■ Given records
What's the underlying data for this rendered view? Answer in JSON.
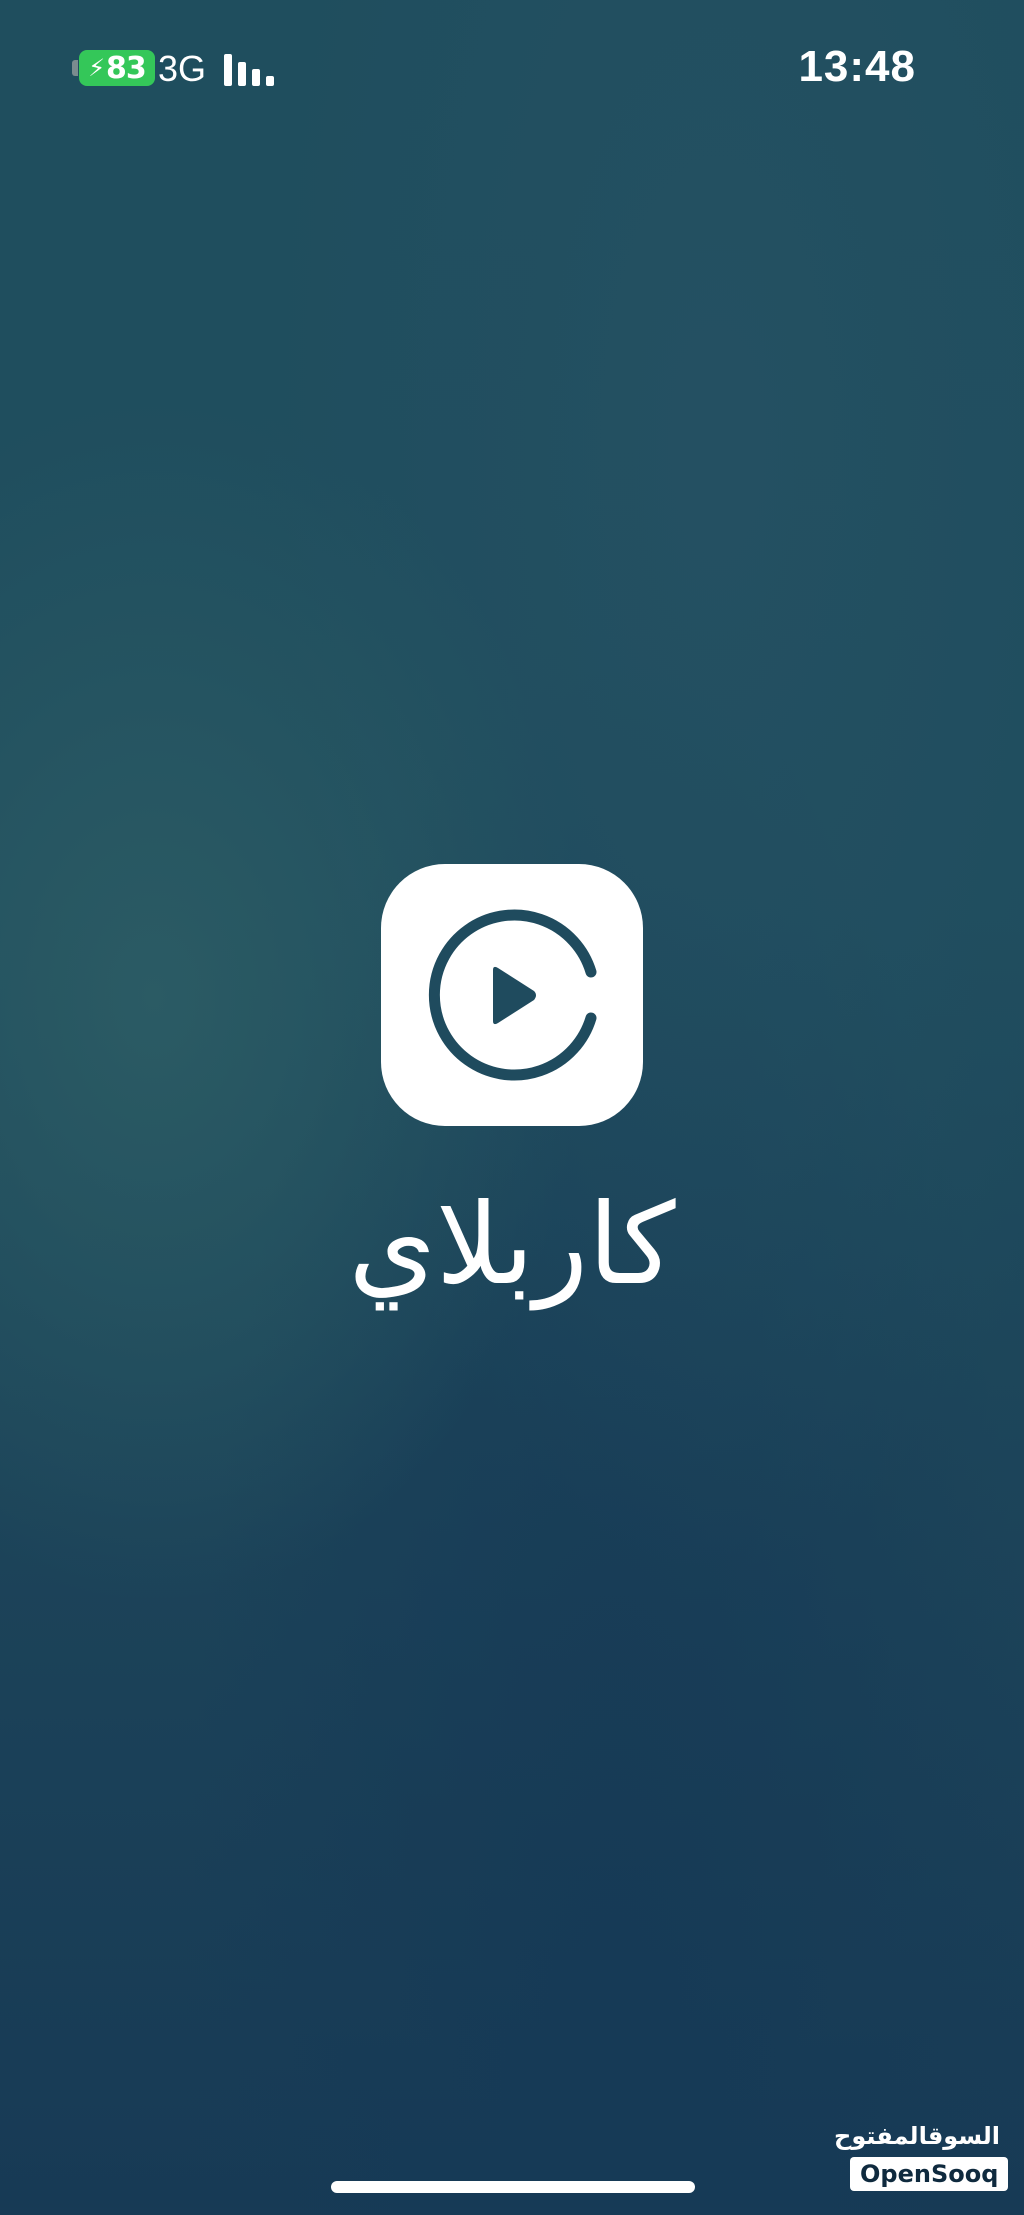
{
  "status_bar": {
    "battery_level": "83",
    "battery_color": "#34c759",
    "charging_icon": "bolt-icon",
    "network": "3G",
    "signal_icon": "signal-bars-icon",
    "time": "13:48"
  },
  "splash": {
    "app_icon": "play-circle-c-icon",
    "app_name": "كاربلاي",
    "icon_background": "#ffffff",
    "icon_foreground": "#1f4b5e"
  },
  "watermark": {
    "arabic": "السوقالمفتوح",
    "english": "OpenSooq"
  },
  "home_indicator_icon": "home-indicator"
}
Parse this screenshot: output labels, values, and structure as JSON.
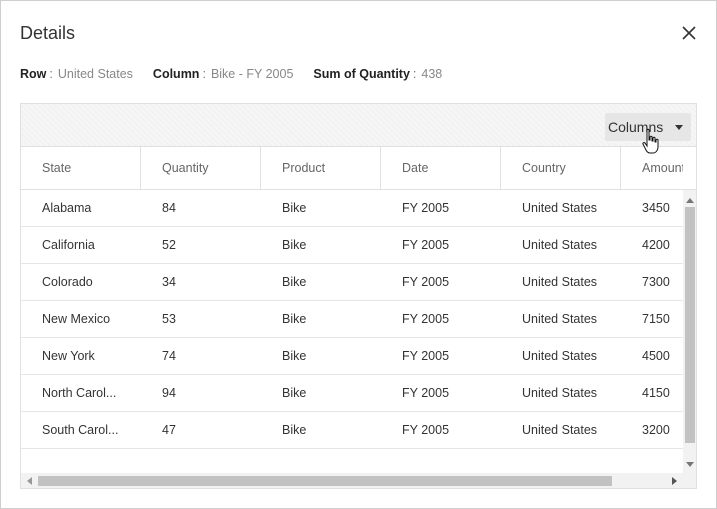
{
  "dialog": {
    "title": "Details",
    "close_icon": "close-icon"
  },
  "info": {
    "row_label": "Row",
    "row_value": "United States",
    "column_label": "Column",
    "column_value": "Bike - FY 2005",
    "sum_label": "Sum of Quantity",
    "sum_value": "438",
    "separator": ":"
  },
  "toolbar": {
    "columns_label": "Columns",
    "caret_icon": "caret-down-icon"
  },
  "grid": {
    "columns": [
      "State",
      "Quantity",
      "Product",
      "Date",
      "Country",
      "Amount"
    ],
    "rows": [
      [
        "Alabama",
        "84",
        "Bike",
        "FY 2005",
        "United States",
        "3450"
      ],
      [
        "California",
        "52",
        "Bike",
        "FY 2005",
        "United States",
        "4200"
      ],
      [
        "Colorado",
        "34",
        "Bike",
        "FY 2005",
        "United States",
        "7300"
      ],
      [
        "New Mexico",
        "53",
        "Bike",
        "FY 2005",
        "United States",
        "7150"
      ],
      [
        "New York",
        "74",
        "Bike",
        "FY 2005",
        "United States",
        "4500"
      ],
      [
        "North Carol...",
        "94",
        "Bike",
        "FY 2005",
        "United States",
        "4150"
      ],
      [
        "South Carol...",
        "47",
        "Bike",
        "FY 2005",
        "United States",
        "3200"
      ]
    ]
  }
}
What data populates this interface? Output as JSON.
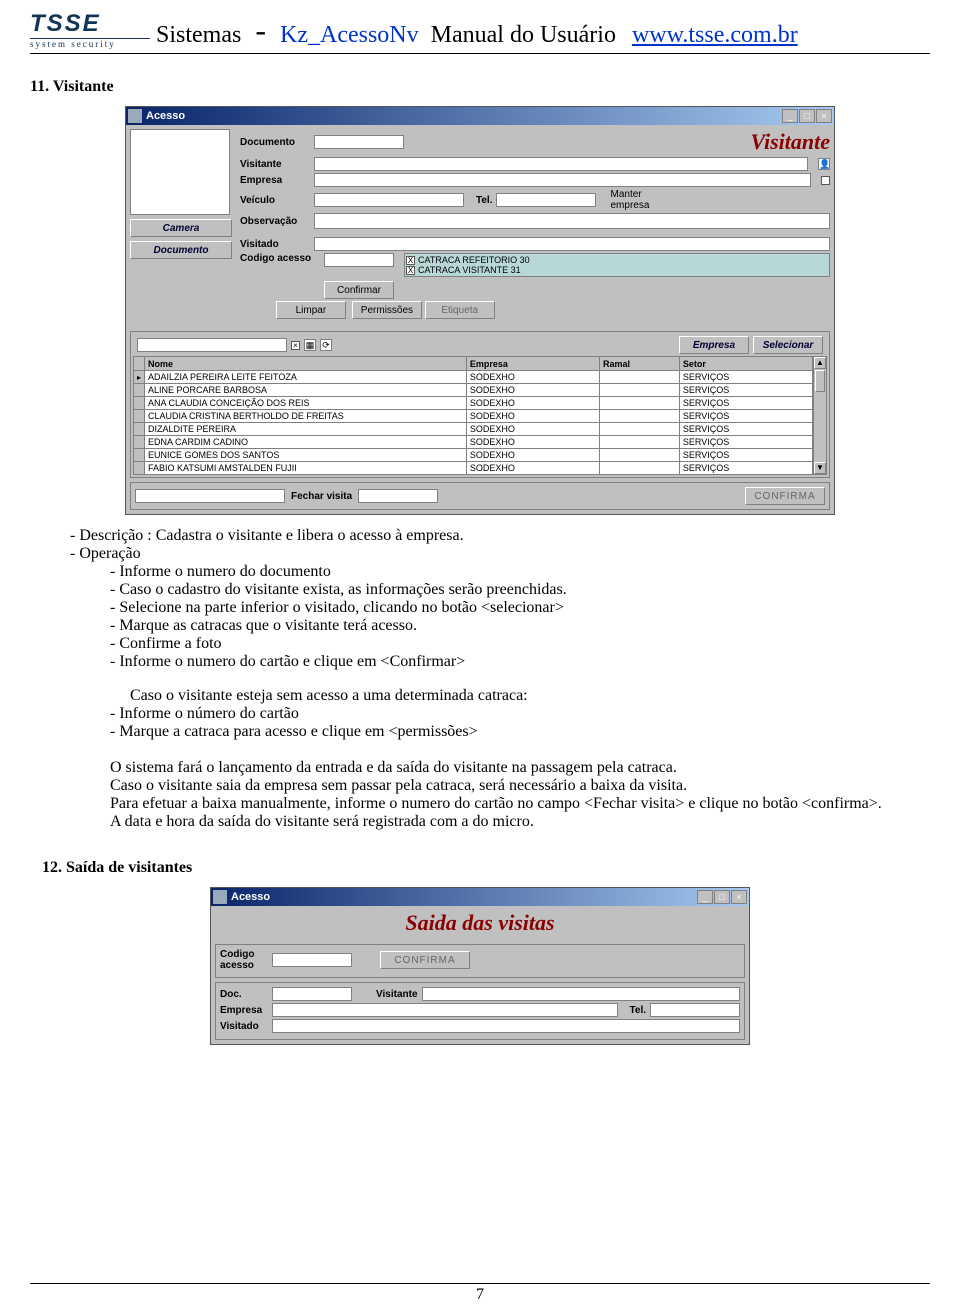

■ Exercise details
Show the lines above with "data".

■ Answer to this exercise
What's the underlying data for this rendered view? Answer in JSON.
What data populates this interface? Output as JSON.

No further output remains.